■ How to complete this task ■
Exclude the images and repeat all remaining entries exactly.

■ Provided data ■
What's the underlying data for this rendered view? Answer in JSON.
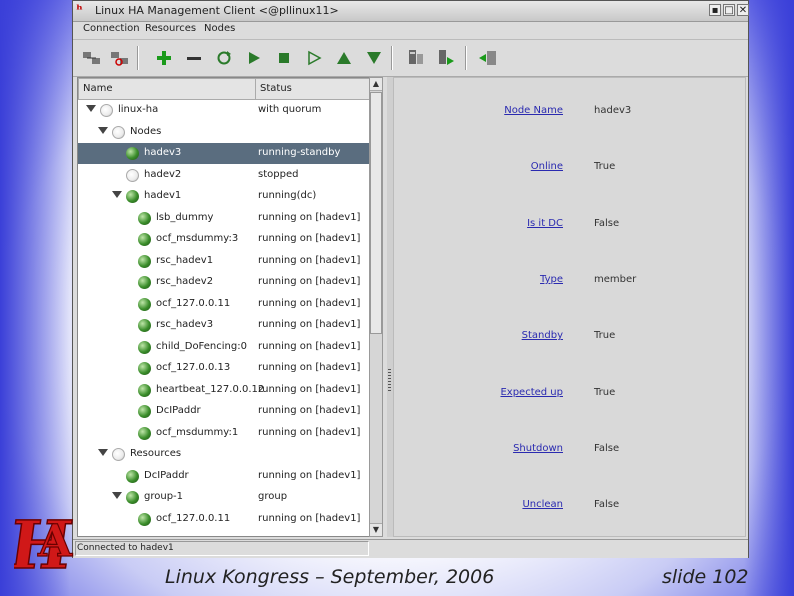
{
  "window": {
    "title": "Linux HA Management Client <@pllinux11>",
    "buttons": [
      "▪",
      "□",
      "✕"
    ]
  },
  "menubar": {
    "items": [
      "Connection",
      "Resources",
      "Nodes"
    ]
  },
  "toolbar": {
    "icons": [
      "connect-icon",
      "disconnect-icon",
      "add-icon",
      "remove-icon",
      "cleanup-icon",
      "start-icon",
      "stop-icon",
      "default-icon",
      "move-up-icon",
      "move-down-icon",
      "standby-icon",
      "active-icon",
      "exit-icon"
    ]
  },
  "tree": {
    "headers": {
      "name": "Name",
      "status": "Status"
    },
    "rows": [
      {
        "name": "linux-ha",
        "status": "with quorum",
        "level": 0,
        "icon": "bulb",
        "expander": true
      },
      {
        "name": "Nodes",
        "status": "",
        "level": 1,
        "icon": "bulb",
        "expander": true
      },
      {
        "name": "hadev3",
        "status": "running-standby",
        "level": 2,
        "icon": "green",
        "expander": false,
        "selected": true
      },
      {
        "name": "hadev2",
        "status": "stopped",
        "level": 2,
        "icon": "bulb",
        "expander": false
      },
      {
        "name": "hadev1",
        "status": "running(dc)",
        "level": 2,
        "icon": "green",
        "expander": true
      },
      {
        "name": "lsb_dummy",
        "status": "running on [hadev1]",
        "level": 3,
        "icon": "green",
        "expander": false
      },
      {
        "name": "ocf_msdummy:3",
        "status": "running on [hadev1]",
        "level": 3,
        "icon": "green",
        "expander": false
      },
      {
        "name": "rsc_hadev1",
        "status": "running on [hadev1]",
        "level": 3,
        "icon": "green",
        "expander": false
      },
      {
        "name": "rsc_hadev2",
        "status": "running on [hadev1]",
        "level": 3,
        "icon": "green",
        "expander": false
      },
      {
        "name": "ocf_127.0.0.11",
        "status": "running on [hadev1]",
        "level": 3,
        "icon": "green",
        "expander": false
      },
      {
        "name": "rsc_hadev3",
        "status": "running on [hadev1]",
        "level": 3,
        "icon": "green",
        "expander": false
      },
      {
        "name": "child_DoFencing:0",
        "status": "running on [hadev1]",
        "level": 3,
        "icon": "green",
        "expander": false
      },
      {
        "name": "ocf_127.0.0.13",
        "status": "running on [hadev1]",
        "level": 3,
        "icon": "green",
        "expander": false
      },
      {
        "name": "heartbeat_127.0.0.12",
        "status": "running on [hadev1]",
        "level": 3,
        "icon": "green",
        "expander": false
      },
      {
        "name": "DcIPaddr",
        "status": "running on [hadev1]",
        "level": 3,
        "icon": "green",
        "expander": false
      },
      {
        "name": "ocf_msdummy:1",
        "status": "running on [hadev1]",
        "level": 3,
        "icon": "green",
        "expander": false
      },
      {
        "name": "Resources",
        "status": "",
        "level": 1,
        "icon": "bulb",
        "expander": true
      },
      {
        "name": "DcIPaddr",
        "status": "running on [hadev1]",
        "level": 2,
        "icon": "green",
        "expander": false
      },
      {
        "name": "group-1",
        "status": "group",
        "level": 2,
        "icon": "green",
        "expander": true
      },
      {
        "name": "ocf_127.0.0.11",
        "status": "running on [hadev1]",
        "level": 3,
        "icon": "green",
        "expander": false
      }
    ]
  },
  "properties": [
    {
      "label": "Node Name",
      "value": "hadev3"
    },
    {
      "label": "Online",
      "value": "True"
    },
    {
      "label": "Is it DC",
      "value": "False"
    },
    {
      "label": "Type",
      "value": "member"
    },
    {
      "label": "Standby",
      "value": "True"
    },
    {
      "label": "Expected up",
      "value": "True"
    },
    {
      "label": "Shutdown",
      "value": "False"
    },
    {
      "label": "Unclean",
      "value": "False"
    }
  ],
  "statusbar": {
    "text": "Connected to hadev1"
  },
  "slide": {
    "footer_center": "Linux Kongress – September, 2006",
    "footer_right": "slide 102",
    "logo_text": "HA"
  }
}
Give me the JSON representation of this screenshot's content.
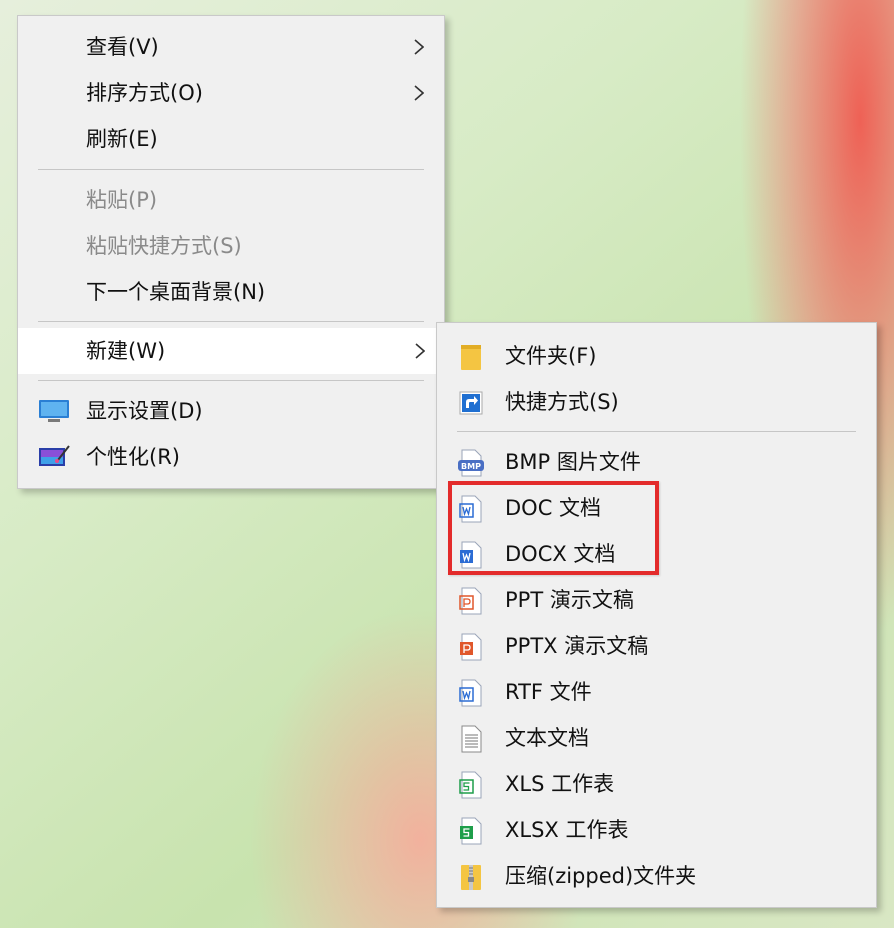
{
  "main_menu": {
    "items": [
      {
        "label": "查看(V)"
      },
      {
        "label": "排序方式(O)"
      },
      {
        "label": "刷新(E)"
      },
      {
        "label": "粘贴(P)"
      },
      {
        "label": "粘贴快捷方式(S)"
      },
      {
        "label": "下一个桌面背景(N)"
      },
      {
        "label": "新建(W)"
      },
      {
        "label": "显示设置(D)"
      },
      {
        "label": "个性化(R)"
      }
    ]
  },
  "sub_menu": {
    "items": [
      {
        "label": "文件夹(F)",
        "icon": "folder-icon"
      },
      {
        "label": "快捷方式(S)",
        "icon": "shortcut-icon"
      },
      {
        "label": "BMP 图片文件",
        "icon": "bmp-file-icon"
      },
      {
        "label": "DOC 文档",
        "icon": "doc-file-icon"
      },
      {
        "label": "DOCX 文档",
        "icon": "docx-file-icon"
      },
      {
        "label": "PPT 演示文稿",
        "icon": "ppt-file-icon"
      },
      {
        "label": "PPTX 演示文稿",
        "icon": "pptx-file-icon"
      },
      {
        "label": "RTF 文件",
        "icon": "rtf-file-icon"
      },
      {
        "label": "文本文档",
        "icon": "text-file-icon"
      },
      {
        "label": "XLS 工作表",
        "icon": "xls-file-icon"
      },
      {
        "label": "XLSX 工作表",
        "icon": "xlsx-file-icon"
      },
      {
        "label": "压缩(zipped)文件夹",
        "icon": "zip-folder-icon"
      }
    ]
  },
  "colors": {
    "menu_bg": "#f0f0f0",
    "highlight": "#ffffff",
    "disabled_text": "#8a8a8a",
    "annotation_box": "#e32b2b",
    "word_blue": "#2b6cd4",
    "ppt_orange": "#e0572b",
    "excel_green": "#1e9e4a"
  }
}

■ Expected answer ■
What's the underlying data for this rendered view? Answer in JSON.
{
  "window": {
    "title": "Linux HA Management Client <@pllinux11>",
    "buttons": [
      "▪",
      "□",
      "✕"
    ]
  },
  "menubar": {
    "items": [
      "Connection",
      "Resources",
      "Nodes"
    ]
  },
  "toolbar": {
    "icons": [
      "connect-icon",
      "disconnect-icon",
      "add-icon",
      "remove-icon",
      "cleanup-icon",
      "start-icon",
      "stop-icon",
      "default-icon",
      "move-up-icon",
      "move-down-icon",
      "standby-icon",
      "active-icon",
      "exit-icon"
    ]
  },
  "tree": {
    "headers": {
      "name": "Name",
      "status": "Status"
    },
    "rows": [
      {
        "name": "linux-ha",
        "status": "with quorum",
        "level": 0,
        "icon": "bulb",
        "expander": true
      },
      {
        "name": "Nodes",
        "status": "",
        "level": 1,
        "icon": "bulb",
        "expander": true
      },
      {
        "name": "hadev3",
        "status": "running-standby",
        "level": 2,
        "icon": "green",
        "expander": false,
        "selected": true
      },
      {
        "name": "hadev2",
        "status": "stopped",
        "level": 2,
        "icon": "bulb",
        "expander": false
      },
      {
        "name": "hadev1",
        "status": "running(dc)",
        "level": 2,
        "icon": "green",
        "expander": true
      },
      {
        "name": "lsb_dummy",
        "status": "running on [hadev1]",
        "level": 3,
        "icon": "green",
        "expander": false
      },
      {
        "name": "ocf_msdummy:3",
        "status": "running on [hadev1]",
        "level": 3,
        "icon": "green",
        "expander": false
      },
      {
        "name": "rsc_hadev1",
        "status": "running on [hadev1]",
        "level": 3,
        "icon": "green",
        "expander": false
      },
      {
        "name": "rsc_hadev2",
        "status": "running on [hadev1]",
        "level": 3,
        "icon": "green",
        "expander": false
      },
      {
        "name": "ocf_127.0.0.11",
        "status": "running on [hadev1]",
        "level": 3,
        "icon": "green",
        "expander": false
      },
      {
        "name": "rsc_hadev3",
        "status": "running on [hadev1]",
        "level": 3,
        "icon": "green",
        "expander": false
      },
      {
        "name": "child_DoFencing:0",
        "status": "running on [hadev1]",
        "level": 3,
        "icon": "green",
        "expander": false
      },
      {
        "name": "ocf_127.0.0.13",
        "status": "running on [hadev1]",
        "level": 3,
        "icon": "green",
        "expander": false
      },
      {
        "name": "heartbeat_127.0.0.12",
        "status": "running on [hadev1]",
        "level": 3,
        "icon": "green",
        "expander": false
      },
      {
        "name": "DcIPaddr",
        "status": "running on [hadev1]",
        "level": 3,
        "icon": "green",
        "expander": false
      },
      {
        "name": "ocf_msdummy:1",
        "status": "running on [hadev1]",
        "level": 3,
        "icon": "green",
        "expander": false
      },
      {
        "name": "Resources",
        "status": "",
        "level": 1,
        "icon": "bulb",
        "expander": true
      },
      {
        "name": "DcIPaddr",
        "status": "running on [hadev1]",
        "level": 2,
        "icon": "green",
        "expander": false
      },
      {
        "name": "group-1",
        "status": "group",
        "level": 2,
        "icon": "green",
        "expander": true
      },
      {
        "name": "ocf_127.0.0.11",
        "status": "running on [hadev1]",
        "level": 3,
        "icon": "green",
        "expander": false
      }
    ]
  },
  "properties": [
    {
      "label": "Node Name",
      "value": "hadev3"
    },
    {
      "label": "Online",
      "value": "True"
    },
    {
      "label": "Is it DC",
      "value": "False"
    },
    {
      "label": "Type",
      "value": "member"
    },
    {
      "label": "Standby",
      "value": "True"
    },
    {
      "label": "Expected up",
      "value": "True"
    },
    {
      "label": "Shutdown",
      "value": "False"
    },
    {
      "label": "Unclean",
      "value": "False"
    }
  ],
  "statusbar": {
    "text": "Connected to hadev1"
  },
  "slide": {
    "footer_center": "Linux Kongress – September, 2006",
    "footer_right": "slide 102",
    "logo_text": "HA"
  }
}
Give me the JSON representation of this screenshot's content.
{
  "main_menu": {
    "items": [
      {
        "label": "查看(V)"
      },
      {
        "label": "排序方式(O)"
      },
      {
        "label": "刷新(E)"
      },
      {
        "label": "粘贴(P)"
      },
      {
        "label": "粘贴快捷方式(S)"
      },
      {
        "label": "下一个桌面背景(N)"
      },
      {
        "label": "新建(W)"
      },
      {
        "label": "显示设置(D)"
      },
      {
        "label": "个性化(R)"
      }
    ]
  },
  "sub_menu": {
    "items": [
      {
        "label": "文件夹(F)",
        "icon": "folder-icon"
      },
      {
        "label": "快捷方式(S)",
        "icon": "shortcut-icon"
      },
      {
        "label": "BMP 图片文件",
        "icon": "bmp-file-icon"
      },
      {
        "label": "DOC 文档",
        "icon": "doc-file-icon"
      },
      {
        "label": "DOCX 文档",
        "icon": "docx-file-icon"
      },
      {
        "label": "PPT 演示文稿",
        "icon": "ppt-file-icon"
      },
      {
        "label": "PPTX 演示文稿",
        "icon": "pptx-file-icon"
      },
      {
        "label": "RTF 文件",
        "icon": "rtf-file-icon"
      },
      {
        "label": "文本文档",
        "icon": "text-file-icon"
      },
      {
        "label": "XLS 工作表",
        "icon": "xls-file-icon"
      },
      {
        "label": "XLSX 工作表",
        "icon": "xlsx-file-icon"
      },
      {
        "label": "压缩(zipped)文件夹",
        "icon": "zip-folder-icon"
      }
    ]
  },
  "colors": {
    "menu_bg": "#f0f0f0",
    "highlight": "#ffffff",
    "disabled_text": "#8a8a8a",
    "annotation_box": "#e32b2b",
    "word_blue": "#2b6cd4",
    "ppt_orange": "#e0572b",
    "excel_green": "#1e9e4a"
  }
}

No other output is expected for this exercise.